Problem details » All lines of the material below that include the string "title" are to be copied.

Exercise material »
□ □ □ □ □ □ □
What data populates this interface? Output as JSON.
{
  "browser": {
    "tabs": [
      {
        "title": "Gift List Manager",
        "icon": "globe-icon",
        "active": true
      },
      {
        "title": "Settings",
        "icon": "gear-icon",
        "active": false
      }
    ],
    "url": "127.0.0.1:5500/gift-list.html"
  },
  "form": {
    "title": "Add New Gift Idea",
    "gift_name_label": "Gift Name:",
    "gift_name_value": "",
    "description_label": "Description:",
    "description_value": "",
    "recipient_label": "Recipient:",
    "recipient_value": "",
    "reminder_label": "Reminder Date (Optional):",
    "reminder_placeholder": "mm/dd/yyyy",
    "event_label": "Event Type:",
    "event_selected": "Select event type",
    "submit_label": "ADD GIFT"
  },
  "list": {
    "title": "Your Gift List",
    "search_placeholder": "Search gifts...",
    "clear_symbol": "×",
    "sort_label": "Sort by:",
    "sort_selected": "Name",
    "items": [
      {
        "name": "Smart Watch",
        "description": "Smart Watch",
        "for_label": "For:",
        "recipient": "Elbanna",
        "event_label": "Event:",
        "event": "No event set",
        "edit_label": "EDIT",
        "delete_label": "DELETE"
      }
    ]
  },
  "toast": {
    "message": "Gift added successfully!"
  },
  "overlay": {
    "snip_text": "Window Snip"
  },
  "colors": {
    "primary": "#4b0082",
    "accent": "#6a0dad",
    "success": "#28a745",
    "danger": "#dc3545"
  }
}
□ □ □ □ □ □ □
Task result »
        "title": "Gift List Manager",
        "title": "Settings",
    "title": "Add New Gift Idea",
    "title": "Your Gift List",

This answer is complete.